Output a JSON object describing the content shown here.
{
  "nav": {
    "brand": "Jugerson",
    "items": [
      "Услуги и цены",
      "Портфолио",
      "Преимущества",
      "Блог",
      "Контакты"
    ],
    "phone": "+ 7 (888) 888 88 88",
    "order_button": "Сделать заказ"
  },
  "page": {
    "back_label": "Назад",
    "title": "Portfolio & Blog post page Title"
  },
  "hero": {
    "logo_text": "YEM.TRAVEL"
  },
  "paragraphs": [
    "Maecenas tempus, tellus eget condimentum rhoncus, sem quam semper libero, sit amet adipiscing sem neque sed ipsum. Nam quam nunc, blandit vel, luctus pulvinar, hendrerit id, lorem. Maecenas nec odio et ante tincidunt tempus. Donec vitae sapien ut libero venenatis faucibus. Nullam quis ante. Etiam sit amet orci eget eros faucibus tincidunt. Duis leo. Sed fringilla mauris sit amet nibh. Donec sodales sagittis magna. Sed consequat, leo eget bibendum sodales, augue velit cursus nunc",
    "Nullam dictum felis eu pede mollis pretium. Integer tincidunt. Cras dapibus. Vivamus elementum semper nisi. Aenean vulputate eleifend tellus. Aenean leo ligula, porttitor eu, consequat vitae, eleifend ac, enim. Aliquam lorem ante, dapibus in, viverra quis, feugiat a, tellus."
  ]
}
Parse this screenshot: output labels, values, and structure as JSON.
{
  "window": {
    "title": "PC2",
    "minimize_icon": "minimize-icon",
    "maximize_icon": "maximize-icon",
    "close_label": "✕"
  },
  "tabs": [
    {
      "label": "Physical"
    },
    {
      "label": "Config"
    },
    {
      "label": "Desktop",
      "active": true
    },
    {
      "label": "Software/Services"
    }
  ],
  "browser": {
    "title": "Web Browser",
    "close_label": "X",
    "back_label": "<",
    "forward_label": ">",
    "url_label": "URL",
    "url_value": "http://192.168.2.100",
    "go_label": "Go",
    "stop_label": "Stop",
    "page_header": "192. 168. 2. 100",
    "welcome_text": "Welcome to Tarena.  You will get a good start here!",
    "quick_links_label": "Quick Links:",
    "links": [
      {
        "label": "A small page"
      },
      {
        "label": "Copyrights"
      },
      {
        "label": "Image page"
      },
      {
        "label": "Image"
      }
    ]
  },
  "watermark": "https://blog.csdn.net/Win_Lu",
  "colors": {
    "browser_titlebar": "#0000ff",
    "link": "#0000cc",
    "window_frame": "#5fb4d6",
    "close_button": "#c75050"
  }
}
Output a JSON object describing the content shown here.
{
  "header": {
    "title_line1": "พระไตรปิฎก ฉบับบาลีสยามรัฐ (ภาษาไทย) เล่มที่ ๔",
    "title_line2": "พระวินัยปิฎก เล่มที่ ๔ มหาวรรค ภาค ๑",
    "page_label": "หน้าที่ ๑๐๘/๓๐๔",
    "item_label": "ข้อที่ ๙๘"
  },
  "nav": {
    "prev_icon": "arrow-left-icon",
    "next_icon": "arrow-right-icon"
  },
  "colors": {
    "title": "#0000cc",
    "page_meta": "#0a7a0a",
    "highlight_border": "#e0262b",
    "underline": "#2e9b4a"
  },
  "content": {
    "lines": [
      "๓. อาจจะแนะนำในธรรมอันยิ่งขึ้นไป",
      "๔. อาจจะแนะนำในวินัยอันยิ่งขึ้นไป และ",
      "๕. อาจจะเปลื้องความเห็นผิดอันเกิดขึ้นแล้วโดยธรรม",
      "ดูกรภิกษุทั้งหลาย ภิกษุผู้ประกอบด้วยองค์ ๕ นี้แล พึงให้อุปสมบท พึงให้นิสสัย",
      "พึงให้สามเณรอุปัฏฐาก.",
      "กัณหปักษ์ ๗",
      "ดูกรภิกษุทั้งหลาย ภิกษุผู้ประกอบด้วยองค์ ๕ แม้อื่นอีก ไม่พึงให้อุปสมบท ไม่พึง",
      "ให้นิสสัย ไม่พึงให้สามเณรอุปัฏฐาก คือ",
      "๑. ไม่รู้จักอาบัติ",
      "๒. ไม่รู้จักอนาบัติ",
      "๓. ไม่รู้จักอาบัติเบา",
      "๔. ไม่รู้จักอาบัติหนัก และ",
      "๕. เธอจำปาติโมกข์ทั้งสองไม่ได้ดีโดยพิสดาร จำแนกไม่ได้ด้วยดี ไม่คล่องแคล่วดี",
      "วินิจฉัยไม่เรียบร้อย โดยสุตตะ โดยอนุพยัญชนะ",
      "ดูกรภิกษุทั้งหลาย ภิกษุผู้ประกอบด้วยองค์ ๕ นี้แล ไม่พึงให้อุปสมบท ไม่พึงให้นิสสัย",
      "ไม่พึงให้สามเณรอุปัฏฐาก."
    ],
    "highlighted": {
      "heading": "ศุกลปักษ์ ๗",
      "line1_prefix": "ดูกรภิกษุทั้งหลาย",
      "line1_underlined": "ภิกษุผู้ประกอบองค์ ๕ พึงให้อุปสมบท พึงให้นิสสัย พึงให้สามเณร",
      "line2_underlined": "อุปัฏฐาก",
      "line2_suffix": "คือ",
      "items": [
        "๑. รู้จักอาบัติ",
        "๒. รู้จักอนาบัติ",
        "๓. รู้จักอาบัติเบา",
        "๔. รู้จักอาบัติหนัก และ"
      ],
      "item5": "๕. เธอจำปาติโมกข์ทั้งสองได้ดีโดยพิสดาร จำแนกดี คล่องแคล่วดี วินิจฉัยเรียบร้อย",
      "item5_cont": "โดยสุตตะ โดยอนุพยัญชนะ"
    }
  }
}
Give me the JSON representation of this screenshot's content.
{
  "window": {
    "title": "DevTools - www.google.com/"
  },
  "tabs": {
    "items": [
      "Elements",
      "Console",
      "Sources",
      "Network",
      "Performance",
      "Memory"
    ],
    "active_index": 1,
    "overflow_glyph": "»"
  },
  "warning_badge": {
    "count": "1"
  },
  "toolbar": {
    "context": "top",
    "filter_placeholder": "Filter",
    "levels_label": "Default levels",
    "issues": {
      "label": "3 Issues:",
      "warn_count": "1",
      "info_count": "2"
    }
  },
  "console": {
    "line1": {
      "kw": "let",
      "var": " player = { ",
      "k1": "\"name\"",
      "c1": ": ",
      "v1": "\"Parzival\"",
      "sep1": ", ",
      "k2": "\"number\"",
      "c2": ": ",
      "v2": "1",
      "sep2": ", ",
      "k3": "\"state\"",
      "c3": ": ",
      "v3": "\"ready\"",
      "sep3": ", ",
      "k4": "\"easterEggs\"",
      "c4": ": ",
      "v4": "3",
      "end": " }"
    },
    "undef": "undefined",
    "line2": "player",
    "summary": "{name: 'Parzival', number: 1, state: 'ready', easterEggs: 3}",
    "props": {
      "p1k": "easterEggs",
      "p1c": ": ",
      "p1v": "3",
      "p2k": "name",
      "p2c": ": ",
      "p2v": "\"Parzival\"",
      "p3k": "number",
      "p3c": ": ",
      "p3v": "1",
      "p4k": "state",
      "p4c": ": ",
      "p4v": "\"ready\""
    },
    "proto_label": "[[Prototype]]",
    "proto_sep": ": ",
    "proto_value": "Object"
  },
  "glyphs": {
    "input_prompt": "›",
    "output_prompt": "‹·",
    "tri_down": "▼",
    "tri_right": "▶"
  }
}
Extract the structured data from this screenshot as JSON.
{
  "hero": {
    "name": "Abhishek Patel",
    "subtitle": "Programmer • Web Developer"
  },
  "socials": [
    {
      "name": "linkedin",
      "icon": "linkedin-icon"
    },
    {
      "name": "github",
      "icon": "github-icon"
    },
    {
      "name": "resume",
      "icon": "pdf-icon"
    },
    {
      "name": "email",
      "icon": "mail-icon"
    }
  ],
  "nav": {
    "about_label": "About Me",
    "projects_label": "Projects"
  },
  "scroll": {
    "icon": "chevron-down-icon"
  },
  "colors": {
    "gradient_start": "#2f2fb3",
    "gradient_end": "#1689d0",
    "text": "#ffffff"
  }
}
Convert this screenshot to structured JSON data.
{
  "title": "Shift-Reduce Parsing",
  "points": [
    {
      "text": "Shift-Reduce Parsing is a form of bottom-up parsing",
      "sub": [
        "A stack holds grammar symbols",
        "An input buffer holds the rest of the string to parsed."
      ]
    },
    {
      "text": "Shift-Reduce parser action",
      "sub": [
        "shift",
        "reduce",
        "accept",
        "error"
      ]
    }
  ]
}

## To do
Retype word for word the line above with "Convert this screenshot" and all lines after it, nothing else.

## Your solution
Convert this screenshot to structured JSON data.
{
  "title": "Shift-Reduce Parsing",
  "points": [
    {
      "text": "Shift-Reduce Parsing is a form of bottom-up parsing",
      "sub": [
        "A stack holds grammar symbols",
        "An input buffer holds the rest of the string to parsed."
      ]
    },
    {
      "text": "Shift-Reduce parser action",
      "sub": [
        "shift",
        "reduce",
        "accept",
        "error"
      ]
    }
  ]
}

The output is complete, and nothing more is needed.